health awareness the optimal age of the learner must be considered.

There is evidence to show that programs, like awareness programs for mental illness,
are very effective (Pinfold, Toulmin, Thorncroft, Huxley, Farmer, &Graham, 2003). If these
programs are to be effective, I believe that we must use these real people who have
experienced the hardships to build, adapt, and teach these programs. Teaching awareness to
middle school-aged students has shown to be the best age bracket to effect measurable
change (Pinfold, et al., 2003). Changing the hearts and minds of our children through health
education could very well change our future for the better.


Throughout the course of this report, we have discussed the inquiry project. We have
discussed what I have learned from this project as well as my experiences from taking part in
it. Finally, I have discussed what I think the potential of health education could look like and
present this question: How can we implement the use of health education as a platform for
awareness and acceptance? I have given my interpretation of a plan, and propose a mental
health awareness program be started in the middle schools in the area. I intend to offer myself
as a volunteer to help in the design and implementation of a program for local school.
Someone must take the first step in creating a better world for our children.
Reference List
Brown, M. (2013). Retrieved June 5, 2017, ABC News, Sydney Web site:
Corrigan, P. W., & Watson, A. C. (2002). The paradox of selfstigma and mental
illness. Clinical Psychology: Science and Practice, 9(1), 35-53.
Creamer, M., Burgess, P., & McFarlane, A. C. (2001). Post-traumatic stress disorder:
findings from the Australian National Survey of Mental Health and Well-
being. Psychological medicine, 31(07), 1237-1247.
Foa, E. B., Keane, T. M., Friedman, M. J., & Cohen, J. A. (Eds.). (2008). Effective treatments
for PTSD: practice guidelines from the International Society for Traumatic Stress Studies.
Guilford Press.
Lowinger, H. (2014). Retrieved June 6, 2017, ABC Health and Well-being, Sydney Web site: 2nd anx
Mayo Clinic Staff. (2017). Retrieved June 6, 2017, from the Mayo Clinic, Rochester, Mayo
Clinic Website:
Pinfold, V., Toulmin, H., Thornicroft, G., Huxley, P., Farmer, P., & Graham, T. (2003).
Reducing psychiatric stigma and discrimination: evaluation of educational interventions in
UK secondary schools. The British Journal of Psychiatry, 182(4), 342-346.
Sawer, A., & Savy, P. (2014). Second Opinions: an introduction to health sociology. In
Germov, J. (Ed.) Mental illness: understandings, experience, and service provision. (pp.247-
262). South Melbourne, Australia:Oxford University Press.
Yang, L. H., Kleinman, A., Link, B. G., Phelan, J. C., Lee, S., & Good, B. (2007). Culture
and stigma: adding moral experience to stigma theory. Social science & medicine, 64(7),

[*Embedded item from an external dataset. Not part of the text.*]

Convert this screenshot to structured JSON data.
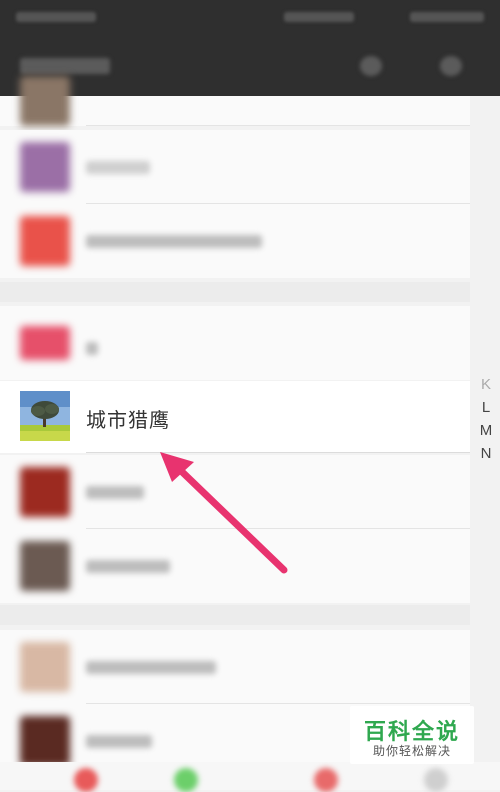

Student Health Website
(must copy and paste to get to website)